→ The task
Every line below that contains the word "image" must be copied.

→ Data to process
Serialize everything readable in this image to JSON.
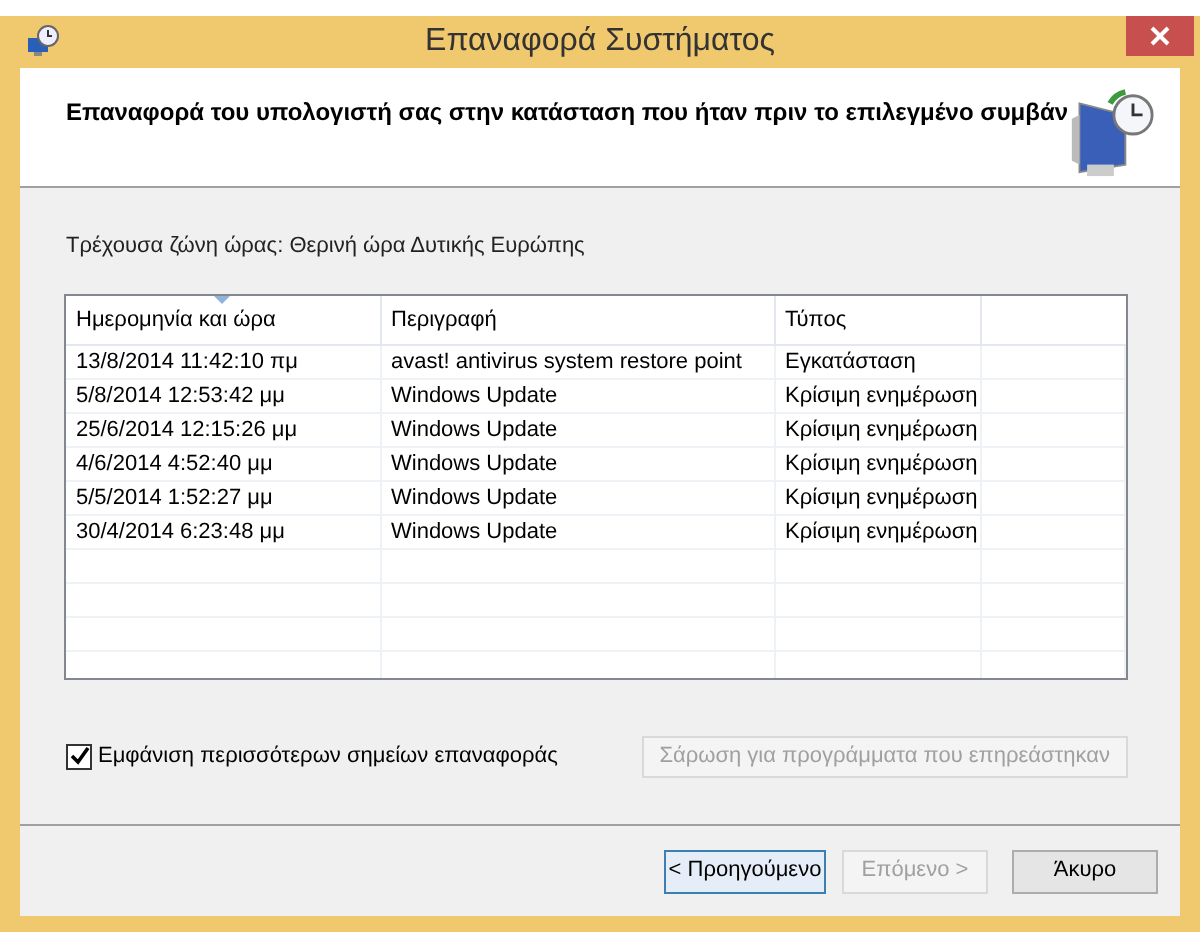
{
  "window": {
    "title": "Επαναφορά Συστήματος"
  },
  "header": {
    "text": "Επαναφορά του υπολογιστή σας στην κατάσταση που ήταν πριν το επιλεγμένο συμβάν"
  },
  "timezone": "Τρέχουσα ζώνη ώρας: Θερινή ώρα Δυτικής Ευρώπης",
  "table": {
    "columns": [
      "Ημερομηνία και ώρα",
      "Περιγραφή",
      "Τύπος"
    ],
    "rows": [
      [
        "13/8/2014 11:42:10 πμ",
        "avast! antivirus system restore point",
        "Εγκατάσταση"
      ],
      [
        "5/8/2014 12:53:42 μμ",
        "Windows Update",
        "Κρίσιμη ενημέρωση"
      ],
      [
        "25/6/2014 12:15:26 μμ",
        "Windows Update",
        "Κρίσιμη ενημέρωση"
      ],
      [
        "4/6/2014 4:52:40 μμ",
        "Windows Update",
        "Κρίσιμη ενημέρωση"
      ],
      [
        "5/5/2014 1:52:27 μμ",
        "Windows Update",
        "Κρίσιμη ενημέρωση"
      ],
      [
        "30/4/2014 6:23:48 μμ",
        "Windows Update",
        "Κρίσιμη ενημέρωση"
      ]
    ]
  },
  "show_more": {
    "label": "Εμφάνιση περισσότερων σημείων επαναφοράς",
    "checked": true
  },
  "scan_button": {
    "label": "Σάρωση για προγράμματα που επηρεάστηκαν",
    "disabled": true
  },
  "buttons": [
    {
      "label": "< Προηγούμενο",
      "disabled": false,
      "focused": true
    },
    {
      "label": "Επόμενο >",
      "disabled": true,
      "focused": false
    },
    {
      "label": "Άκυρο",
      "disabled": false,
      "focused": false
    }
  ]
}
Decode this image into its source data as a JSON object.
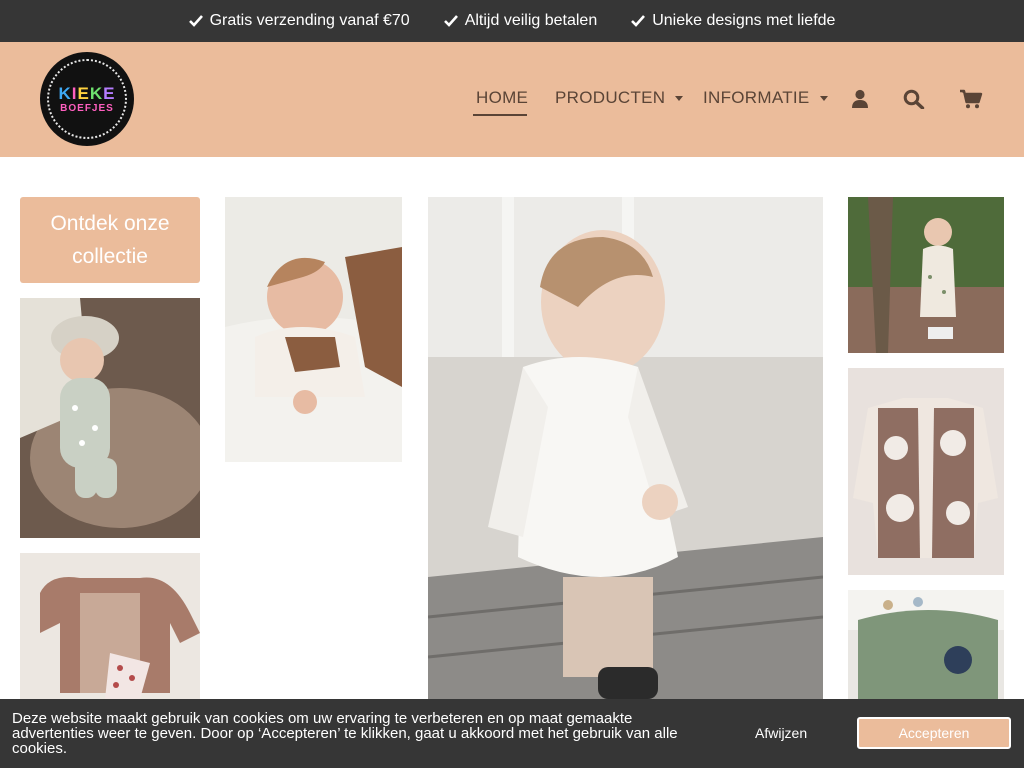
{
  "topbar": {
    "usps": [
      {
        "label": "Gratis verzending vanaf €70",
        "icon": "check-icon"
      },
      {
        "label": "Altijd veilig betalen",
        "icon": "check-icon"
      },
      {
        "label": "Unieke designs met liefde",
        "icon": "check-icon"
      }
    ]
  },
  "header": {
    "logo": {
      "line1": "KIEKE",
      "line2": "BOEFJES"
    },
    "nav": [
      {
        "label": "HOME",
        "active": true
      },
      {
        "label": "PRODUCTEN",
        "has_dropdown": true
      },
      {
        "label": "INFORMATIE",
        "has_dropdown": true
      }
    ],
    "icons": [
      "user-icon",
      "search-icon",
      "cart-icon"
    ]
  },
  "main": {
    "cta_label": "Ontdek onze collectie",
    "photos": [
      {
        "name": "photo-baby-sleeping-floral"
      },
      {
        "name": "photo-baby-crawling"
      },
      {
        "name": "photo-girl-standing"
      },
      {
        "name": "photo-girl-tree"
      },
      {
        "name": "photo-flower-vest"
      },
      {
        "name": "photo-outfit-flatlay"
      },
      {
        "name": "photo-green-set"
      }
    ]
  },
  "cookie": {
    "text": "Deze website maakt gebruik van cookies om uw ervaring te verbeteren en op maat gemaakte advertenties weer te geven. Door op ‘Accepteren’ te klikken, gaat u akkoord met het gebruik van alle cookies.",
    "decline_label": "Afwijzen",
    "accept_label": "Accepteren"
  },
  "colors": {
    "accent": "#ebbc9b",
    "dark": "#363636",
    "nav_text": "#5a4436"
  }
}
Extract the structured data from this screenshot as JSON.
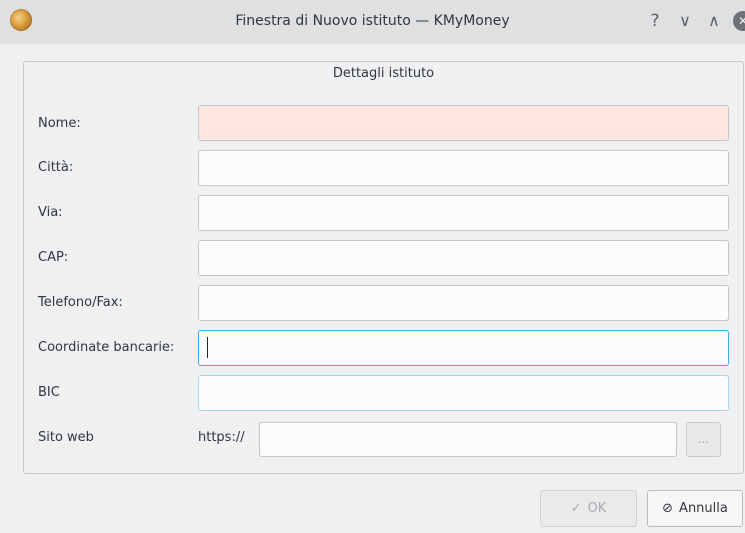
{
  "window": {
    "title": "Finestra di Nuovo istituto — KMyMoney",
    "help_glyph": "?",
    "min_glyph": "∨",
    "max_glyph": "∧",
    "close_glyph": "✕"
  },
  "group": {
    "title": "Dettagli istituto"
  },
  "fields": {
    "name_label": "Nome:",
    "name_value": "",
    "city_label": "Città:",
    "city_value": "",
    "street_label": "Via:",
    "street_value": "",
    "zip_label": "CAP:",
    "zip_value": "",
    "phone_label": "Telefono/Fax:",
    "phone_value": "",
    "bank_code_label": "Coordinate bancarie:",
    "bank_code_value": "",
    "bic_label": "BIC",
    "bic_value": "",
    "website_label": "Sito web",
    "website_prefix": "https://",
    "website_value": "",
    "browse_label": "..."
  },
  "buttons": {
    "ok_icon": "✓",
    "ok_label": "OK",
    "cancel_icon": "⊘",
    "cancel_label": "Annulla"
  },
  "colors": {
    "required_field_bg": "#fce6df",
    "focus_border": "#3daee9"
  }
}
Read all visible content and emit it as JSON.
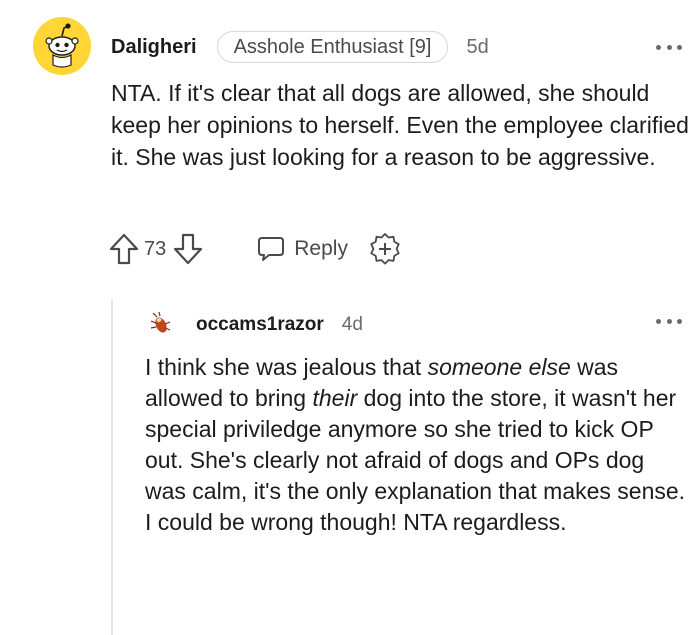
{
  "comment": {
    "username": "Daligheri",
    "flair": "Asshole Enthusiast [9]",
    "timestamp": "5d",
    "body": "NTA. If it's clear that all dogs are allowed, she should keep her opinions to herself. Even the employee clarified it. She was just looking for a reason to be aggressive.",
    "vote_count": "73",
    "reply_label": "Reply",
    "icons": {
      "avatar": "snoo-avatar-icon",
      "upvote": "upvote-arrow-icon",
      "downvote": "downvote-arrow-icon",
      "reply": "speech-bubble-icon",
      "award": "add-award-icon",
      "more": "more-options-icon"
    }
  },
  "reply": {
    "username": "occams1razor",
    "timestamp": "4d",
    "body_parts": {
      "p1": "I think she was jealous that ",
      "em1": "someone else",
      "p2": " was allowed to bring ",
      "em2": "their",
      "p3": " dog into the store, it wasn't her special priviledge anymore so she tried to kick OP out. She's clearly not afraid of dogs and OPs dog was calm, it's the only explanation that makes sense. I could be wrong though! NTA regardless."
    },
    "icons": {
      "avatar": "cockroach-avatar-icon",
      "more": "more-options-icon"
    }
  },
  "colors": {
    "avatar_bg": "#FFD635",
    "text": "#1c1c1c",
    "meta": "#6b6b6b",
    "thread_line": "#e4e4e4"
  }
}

→ Result
Serialize everything readable in this image to JSON.
Decode this image into its source data as a JSON object.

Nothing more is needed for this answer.